• Josh Brown

The Garden

Where can I start?

Covid has thrown off so many of my 2020 plans I’ve lost count.

This year I planned on working and saving up for a new apartment, among other things. I think it was the early weeks of the pandemic that I realized I needed to shelf a bunch of projects and goals. A couple months later, and I started to figure out how I could float until next semester. Typically teachers work through the summer and save up but I found myself trying to drum up a Quarantine friendly side-job to work from a distance.

It never happened...

...and $600 isn’t exactly enough to put down for an apartment in New London.

Around this time the school chef approached me with an idea to revamp our school garden. I have a bit of hands-on experience so I know my way around a hammer at least. At first it was just a mini project, between Distance Learning and having cabin fever at home, it wasn’t bad having something to work on that was purely voluntary.

The way school transitioned was so sudden, the garden became an oasis from the jarring situation. It was hard enough fielding questions from students with black screens. It’s not like I could tell them much since teachers had the same, if not more unanswered questions from meetings. Abandoned books and curriculum held hostage in classrooms. Encouraging words of a timely return, drifting into a pacified unknown. 2020 was the perfect storm. Exposing where we were lacking in student support.

The garden wasn’t going anywhere though. Almost like nature was the one constant now.

Flash forward a couple months and students and teachers have now grown accustomed to the droning routine of online learning. It felt like the sense of urgency when your body aches from sleeping on your side too long. Like the feeling of needing to shake off the eggnog and winter vacation to change out of your holiday pajamas because work was starting again in January.

But this was life now…

I couldn’t blame my students. They were trying their best, but mentally how can you prepare a teenager for a pandemic? How do you tell them you will be given a computer and expected to be completely responsible for your education while the world is in a panic? Oh, and your parents may or may not lose their job and struggle to pay bills while we reveal exactly which students have need of a support system and don’t have access to nor can afford high speed internet. Also, don’t worry about the protests, just make sure you finish your algebra assignments...

...but I’m sure you’d rather hear about the garden.

It was amazing. Next thing you know we had posts up, fencing, cattle wire. We had already made plans to install railing. I couldn’t even remember what we were planting. We were moving so fast. The garden became a joyful labor and way to sow stress and frustration. Sharing farming practices as well as teacher practices. Pouring soil and gravel while planting seeds of being aware of our emotions. Letting go of control while staying aware of what was going on. The excitement of picturing students weeding and picking produce in the fall. The healing a garden could provide letting teenagers know they deserve to be invested in. The recognition that their lives do matter. That they deserve to be listened to.

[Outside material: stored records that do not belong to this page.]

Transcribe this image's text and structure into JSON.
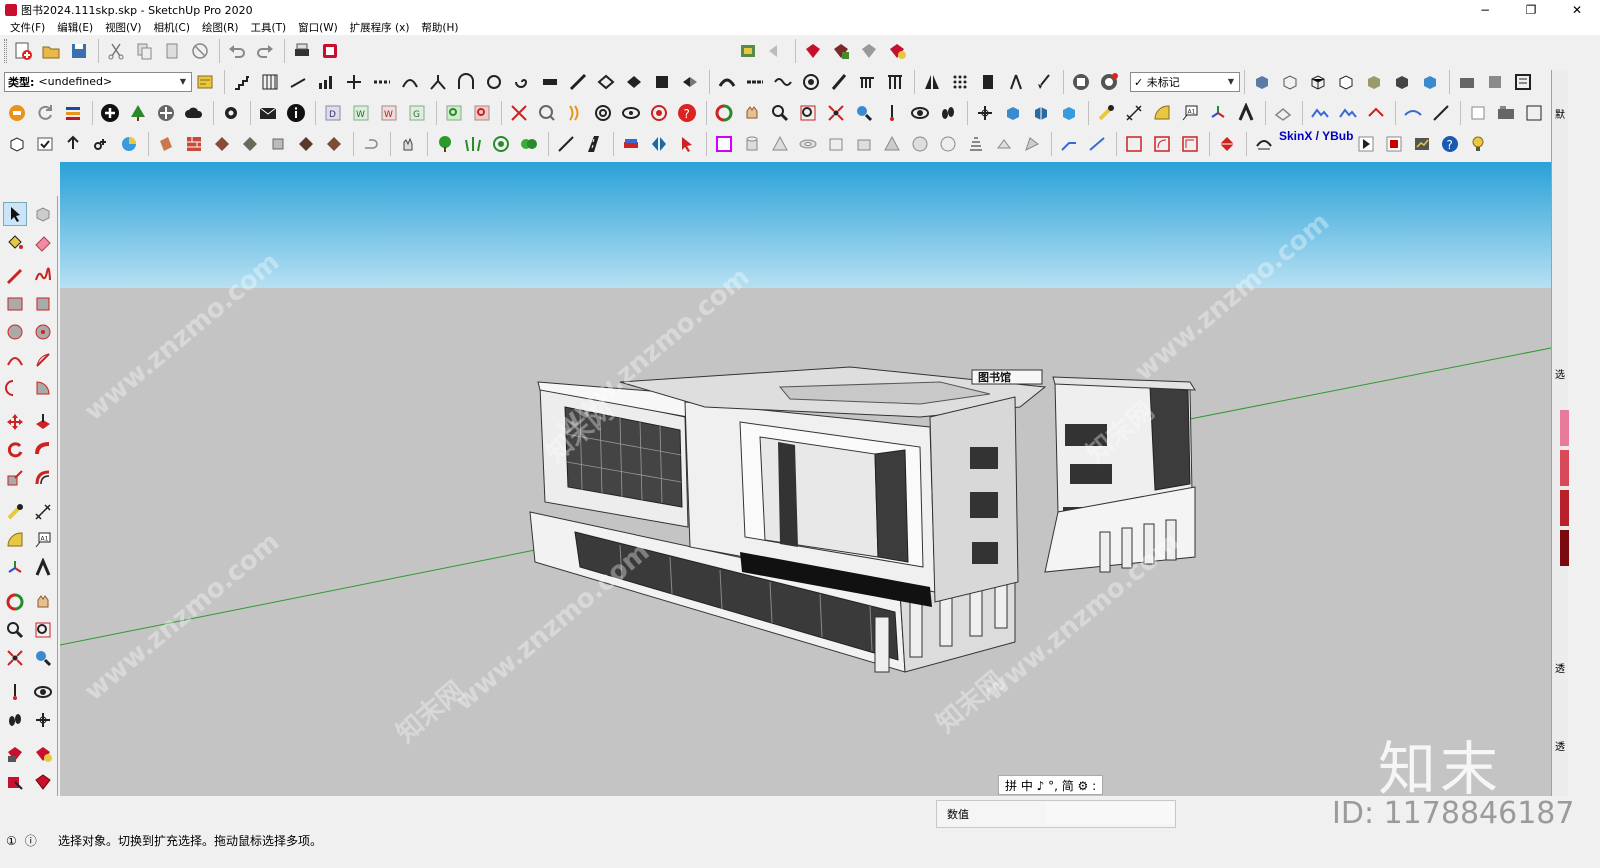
{
  "window": {
    "title": "图书2024.111skp.skp - SketchUp Pro 2020",
    "controls": {
      "minimize": "−",
      "maximize": "❐",
      "close": "✕"
    }
  },
  "menubar": {
    "items": [
      "文件(F)",
      "编辑(E)",
      "视图(V)",
      "相机(C)",
      "绘图(R)",
      "工具(T)",
      "窗口(W)",
      "扩展程序 (x)",
      "帮助(H)"
    ]
  },
  "toolbar": {
    "type_label": "类型:",
    "type_value": "<undefined>",
    "tag_value": "✓ 未标记",
    "skin_label": "SkinX / YBub"
  },
  "viewport": {
    "sky_color": "#2aa1d8",
    "ground_color": "#c4c4c4",
    "axis_color": "#2e9a2e",
    "watermark_text": "www.znzmo.com",
    "watermark_cn": "知末网",
    "brand_mark": "知末",
    "building_sign": "图书馆",
    "ime_text": "拼 中 ♪ °, 简 ⚙ :"
  },
  "statusbar": {
    "hint": "选择对象。切换到扩充选择。拖动鼠标选择多项。",
    "measure_label": "数值",
    "id_text": "ID: 1178846187"
  },
  "tray": {
    "labels": [
      "默",
      "选",
      "透",
      "透"
    ]
  }
}
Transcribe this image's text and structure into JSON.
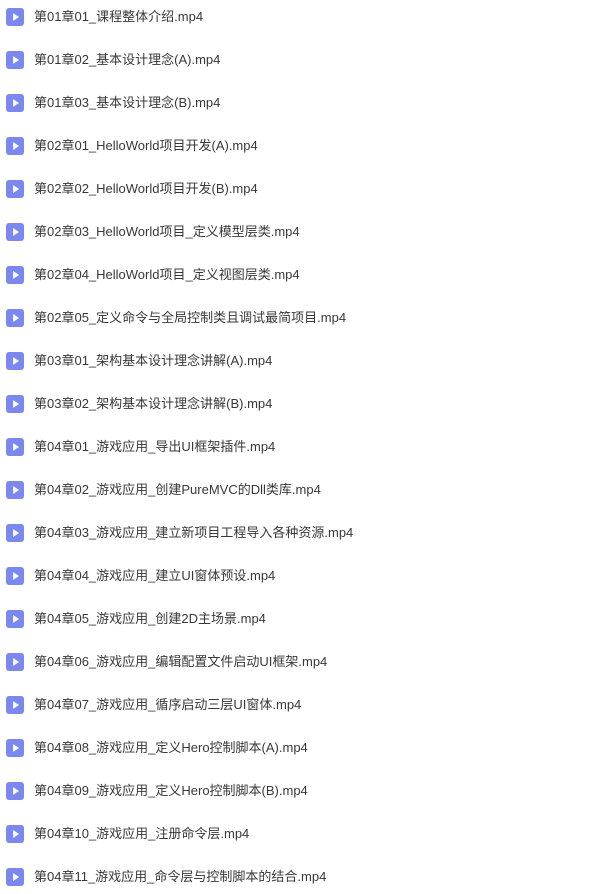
{
  "files": [
    {
      "name": "第01章01_课程整体介绍.mp4"
    },
    {
      "name": "第01章02_基本设计理念(A).mp4"
    },
    {
      "name": "第01章03_基本设计理念(B).mp4"
    },
    {
      "name": "第02章01_HelloWorld项目开发(A).mp4"
    },
    {
      "name": "第02章02_HelloWorld项目开发(B).mp4"
    },
    {
      "name": "第02章03_HelloWorld项目_定义模型层类.mp4"
    },
    {
      "name": "第02章04_HelloWorld项目_定义视图层类.mp4"
    },
    {
      "name": "第02章05_定义命令与全局控制类且调试最简项目.mp4"
    },
    {
      "name": "第03章01_架构基本设计理念讲解(A).mp4"
    },
    {
      "name": "第03章02_架构基本设计理念讲解(B).mp4"
    },
    {
      "name": "第04章01_游戏应用_导出UI框架插件.mp4"
    },
    {
      "name": "第04章02_游戏应用_创建PureMVC的Dll类库.mp4"
    },
    {
      "name": "第04章03_游戏应用_建立新项目工程导入各种资源.mp4"
    },
    {
      "name": "第04章04_游戏应用_建立UI窗体预设.mp4"
    },
    {
      "name": "第04章05_游戏应用_创建2D主场景.mp4"
    },
    {
      "name": "第04章06_游戏应用_编辑配置文件启动UI框架.mp4"
    },
    {
      "name": "第04章07_游戏应用_循序启动三层UI窗体.mp4"
    },
    {
      "name": "第04章08_游戏应用_定义Hero控制脚本(A).mp4"
    },
    {
      "name": "第04章09_游戏应用_定义Hero控制脚本(B).mp4"
    },
    {
      "name": "第04章10_游戏应用_注册命令层.mp4"
    },
    {
      "name": "第04章11_游戏应用_命令层与控制脚本的结合.mp4"
    }
  ]
}
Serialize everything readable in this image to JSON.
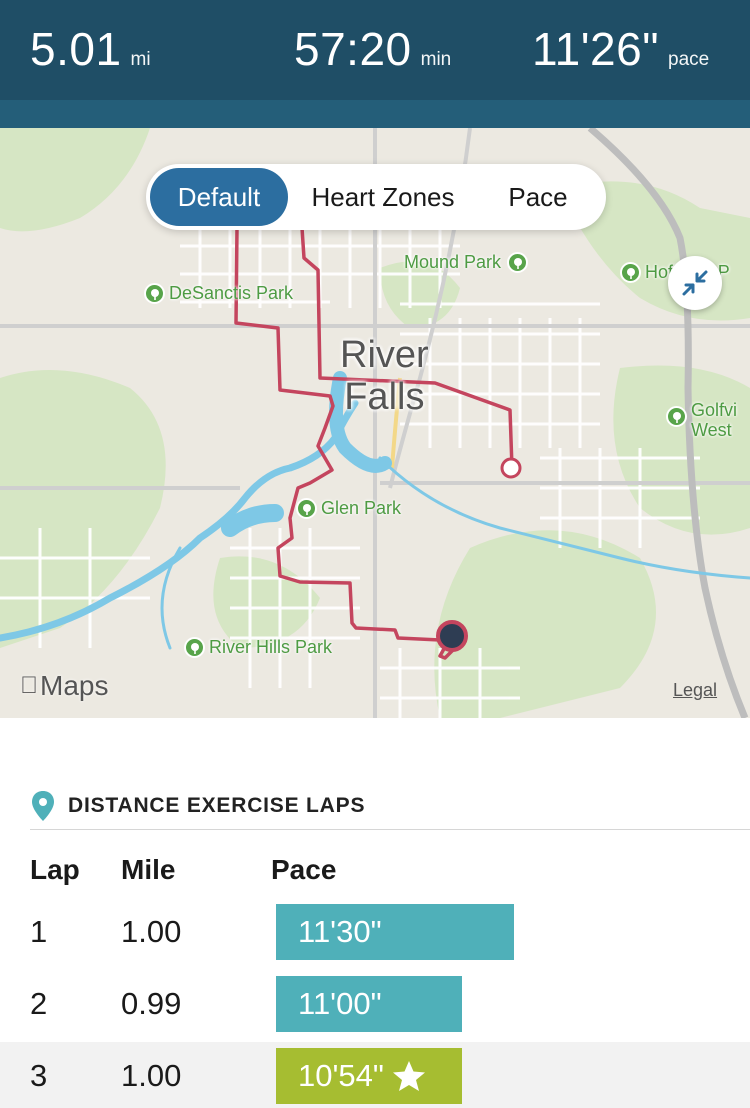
{
  "stats": {
    "distance": {
      "value": "5.01",
      "unit": "mi"
    },
    "duration": {
      "value": "57:20",
      "unit": "min"
    },
    "pace": {
      "value": "11'26\"",
      "unit": "pace"
    }
  },
  "map": {
    "view_modes": [
      "Default",
      "Heart Zones",
      "Pace"
    ],
    "selected_view": "Default",
    "city": [
      "River",
      "Falls"
    ],
    "labels": {
      "mound_park": "Mound Park",
      "desanctis_park": "DeSanctis Park",
      "glen_park": "Glen Park",
      "river_hills_park": "River Hills Park",
      "hoffman_park": "Hoffman P",
      "golfview_west": [
        "Golfvi",
        "West"
      ]
    },
    "provider": "Maps",
    "legal": "Legal",
    "route_color": "#c4455e",
    "water_color": "#7ec8e6",
    "park_color": "#58a44a"
  },
  "laps": {
    "title": "DISTANCE EXERCISE LAPS",
    "columns": {
      "lap": "Lap",
      "mile": "Mile",
      "pace": "Pace"
    },
    "rows": [
      {
        "lap": "1",
        "mile": "1.00",
        "pace": "11'30\"",
        "color": "#4fb0b9",
        "fastest": false
      },
      {
        "lap": "2",
        "mile": "0.99",
        "pace": "11'00\"",
        "color": "#4fb0b9",
        "fastest": false
      },
      {
        "lap": "3",
        "mile": "1.00",
        "pace": "10'54\"",
        "color": "#a6bd31",
        "fastest": true
      }
    ]
  }
}
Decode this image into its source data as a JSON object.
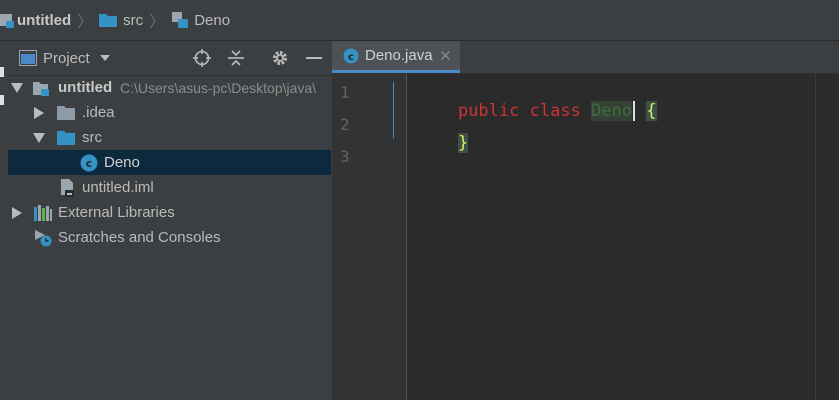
{
  "breadcrumb": {
    "project": "untitled",
    "folder": "src",
    "file": "Deno"
  },
  "project_panel": {
    "title": "Project",
    "tree": [
      {
        "label": "untitled",
        "path": "C:\\Users\\asus-pc\\Desktop\\java\\"
      },
      {
        "label": ".idea"
      },
      {
        "label": "src"
      },
      {
        "label": "Deno"
      },
      {
        "label": "untitled.iml"
      },
      {
        "label": "External Libraries"
      },
      {
        "label": "Scratches and Consoles"
      }
    ]
  },
  "editor": {
    "tab_label": "Deno.java",
    "line_numbers": [
      "1",
      "2",
      "3"
    ],
    "code": {
      "kw_public": "public",
      "kw_class": "class",
      "class_name": "Deno",
      "open_brace": "{",
      "close_brace": "}"
    }
  },
  "colors": {
    "accent": "#4a88c7",
    "keyword": "#cc3333",
    "selection": "#0d293e",
    "class_icon": "#3592c4",
    "folder": "#8e9ba6"
  }
}
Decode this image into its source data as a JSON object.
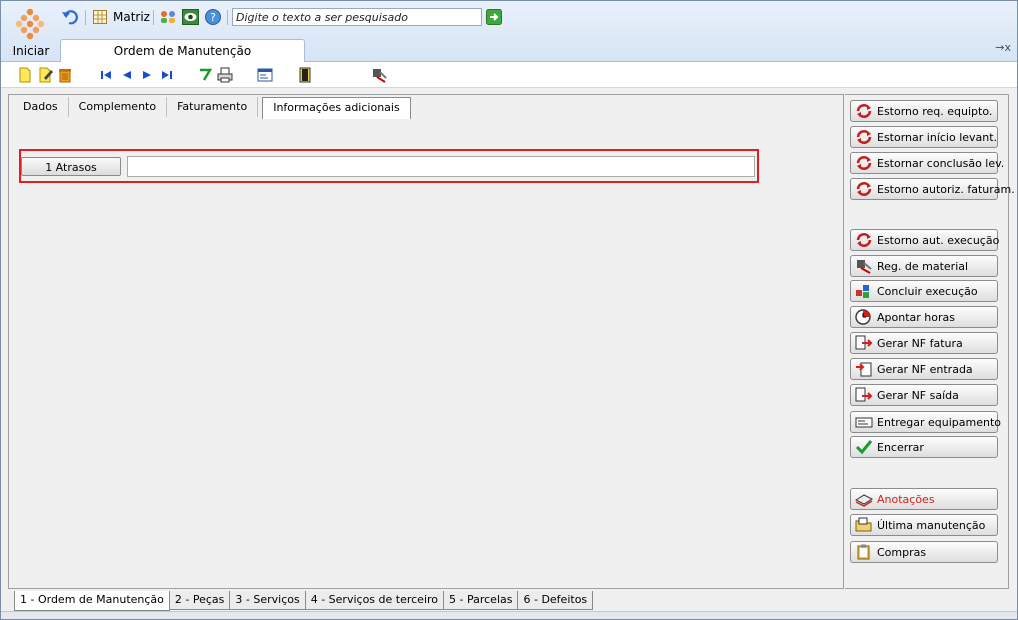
{
  "header": {
    "start_label": "Iniciar",
    "matriz_label": "Matriz",
    "search_placeholder": "Digite o texto a ser pesquisado",
    "document_tab": "Ordem de Manutenção",
    "close_symbol": "→x"
  },
  "tabs_top": [
    "Dados",
    "Complemento",
    "Faturamento",
    "Informações adicionais"
  ],
  "active_top_tab": "Informações adicionais",
  "atrasos": {
    "button_label": "1 Atrasos",
    "value": ""
  },
  "side_buttons": [
    {
      "label": "Estorno req. equipto.",
      "icon": "refresh-icon"
    },
    {
      "label": "Estornar início levant.",
      "icon": "refresh-icon"
    },
    {
      "label": "Estornar conclusão lev.",
      "icon": "refresh-icon"
    },
    {
      "label": "Estorno autoriz. faturam.",
      "icon": "refresh-icon"
    },
    {
      "label": "Estorno aut. execução",
      "icon": "refresh-icon"
    },
    {
      "label": "Reg. de material",
      "icon": "tools-icon"
    },
    {
      "label": "Concluir execução",
      "icon": "blocks-icon"
    },
    {
      "label": "Apontar horas",
      "icon": "clock-icon"
    },
    {
      "label": "Gerar NF fatura",
      "icon": "document-arrow-icon"
    },
    {
      "label": "Gerar NF entrada",
      "icon": "document-in-icon"
    },
    {
      "label": "Gerar NF saída",
      "icon": "document-out-icon"
    },
    {
      "label": "Entregar equipamento",
      "icon": "envelope-icon"
    },
    {
      "label": "Encerrar",
      "icon": "check-icon"
    },
    {
      "label": "Anotações",
      "icon": "notebook-icon",
      "color": "#d02020"
    },
    {
      "label": "Última manutenção",
      "icon": "folder-icon"
    },
    {
      "label": "Compras",
      "icon": "clipboard-icon"
    }
  ],
  "bottom_tabs": [
    "1 - Ordem de Manutenção",
    "2 - Peças",
    "3 - Serviços",
    "4 - Serviços de terceiro",
    "5 - Parcelas",
    "6 - Defeitos"
  ],
  "active_bottom_tab": "1 - Ordem de Manutenção",
  "colors": {
    "accent": "#e02020",
    "header_bg": "#d6e4f5",
    "anotacoes": "#d02020"
  }
}
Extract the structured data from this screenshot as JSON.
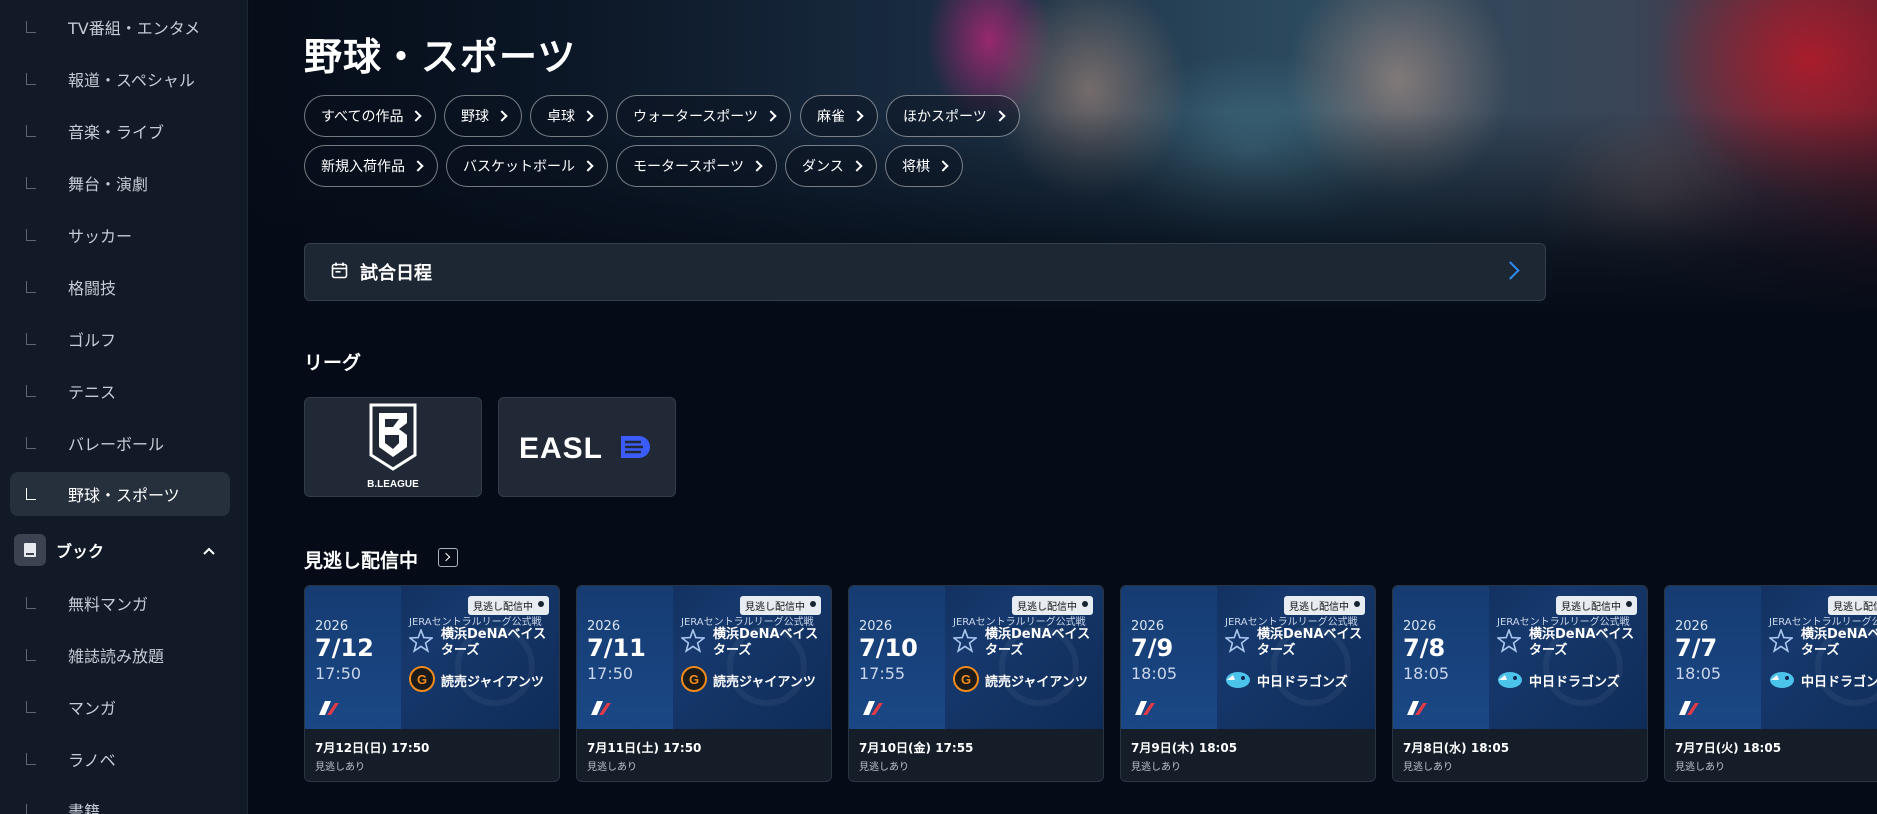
{
  "sidebar": {
    "items": [
      {
        "label": "TV番組・エンタメ"
      },
      {
        "label": "報道・スペシャル"
      },
      {
        "label": "音楽・ライブ"
      },
      {
        "label": "舞台・演劇"
      },
      {
        "label": "サッカー"
      },
      {
        "label": "格闘技"
      },
      {
        "label": "ゴルフ"
      },
      {
        "label": "テニス"
      },
      {
        "label": "バレーボール"
      },
      {
        "label": "野球・スポーツ",
        "active": true
      }
    ],
    "section_book": {
      "label": "ブック"
    },
    "book_items": [
      {
        "label": "無料マンガ"
      },
      {
        "label": "雑誌読み放題"
      },
      {
        "label": "マンガ"
      },
      {
        "label": "ラノベ"
      },
      {
        "label": "書籍"
      }
    ]
  },
  "page": {
    "title": "野球・スポーツ"
  },
  "genre_chips": {
    "row1": [
      {
        "label": "すべての作品"
      },
      {
        "label": "野球"
      },
      {
        "label": "卓球"
      },
      {
        "label": "ウォータースポーツ"
      },
      {
        "label": "麻雀"
      },
      {
        "label": "ほかスポーツ"
      }
    ],
    "row2": [
      {
        "label": "新規入荷作品"
      },
      {
        "label": "バスケットボール"
      },
      {
        "label": "モータースポーツ"
      },
      {
        "label": "ダンス"
      },
      {
        "label": "将棋"
      }
    ]
  },
  "schedule": {
    "label": "試合日程",
    "icon": "calendar-icon"
  },
  "league_section": {
    "title": "リーグ",
    "leagues": [
      {
        "name": "B.LEAGUE",
        "logo_text": "B.LEAGUE"
      },
      {
        "name": "EASL",
        "logo_text": "EASL"
      }
    ]
  },
  "catchup_section": {
    "title": "見逃し配信中",
    "cards": [
      {
        "badge": "見逃し配信中",
        "year": "2026",
        "date": "7/12",
        "time": "17:50",
        "league": "JERAセントラルリーグ公式戦",
        "team1": "横浜DeNAベイスターズ",
        "team2": "読売ジャイアンツ",
        "team2_logo": "giants",
        "footer_date": "7月12日(日) 17:50",
        "footer_note": "見逃しあり"
      },
      {
        "badge": "見逃し配信中",
        "year": "2026",
        "date": "7/11",
        "time": "17:50",
        "league": "JERAセントラルリーグ公式戦",
        "team1": "横浜DeNAベイスターズ",
        "team2": "読売ジャイアンツ",
        "team2_logo": "giants",
        "footer_date": "7月11日(土) 17:50",
        "footer_note": "見逃しあり"
      },
      {
        "badge": "見逃し配信中",
        "year": "2026",
        "date": "7/10",
        "time": "17:55",
        "league": "JERAセントラルリーグ公式戦",
        "team1": "横浜DeNAベイスターズ",
        "team2": "読売ジャイアンツ",
        "team2_logo": "giants",
        "footer_date": "7月10日(金) 17:55",
        "footer_note": "見逃しあり"
      },
      {
        "badge": "見逃し配信中",
        "year": "2026",
        "date": "7/9",
        "time": "18:05",
        "league": "JERAセントラルリーグ公式戦",
        "team1": "横浜DeNAベイスターズ",
        "team2": "中日ドラゴンズ",
        "team2_logo": "dragons",
        "footer_date": "7月9日(木) 18:05",
        "footer_note": "見逃しあり"
      },
      {
        "badge": "見逃し配信中",
        "year": "2026",
        "date": "7/8",
        "time": "18:05",
        "league": "JERAセントラルリーグ公式戦",
        "team1": "横浜DeNAベイスターズ",
        "team2": "中日ドラゴンズ",
        "team2_logo": "dragons",
        "footer_date": "7月8日(水) 18:05",
        "footer_note": "見逃しあり"
      },
      {
        "badge": "見逃し配信中",
        "year": "2026",
        "date": "7/7",
        "time": "18:05",
        "league": "JERAセントラルリーグ公式戦",
        "team1": "横浜DeNAベイスターズ",
        "team2": "中日ドラゴンズ",
        "team2_logo": "dragons",
        "footer_date": "7月7日(火) 18:05",
        "footer_note": "見逃しあり"
      }
    ]
  },
  "colors": {
    "background": "#050c17",
    "sidebar": "#111a26",
    "accent": "#2d8cf0",
    "card_blue": "#16386c"
  }
}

A garden wasn’t enough to distract from the inequalities New London refuses to address…

...but it sure did help.



Photos taken June 6, 2020



Submitted by Josh Brown on Oct 14, 2020

11 views

Recent Posts

See All

The Perfect Storm

These are, indeed, difficult times. The pandemic is the perfect storm which has negatively affected every member of our society. It crept in and seemingly robbed each of us of our “normal way of life.

© 2020 New London Landmarks
 

About Us
  • Facebook
  • Twitter
  • LinkedIn
New London Landmarks is a 501(c)3 non-profit organization whose mission is to preserve and promote  New London's historic character through education, advocacy and the rehabilitation of historic structures. ​We're located at 49 Washington Street, New London, Connecticut.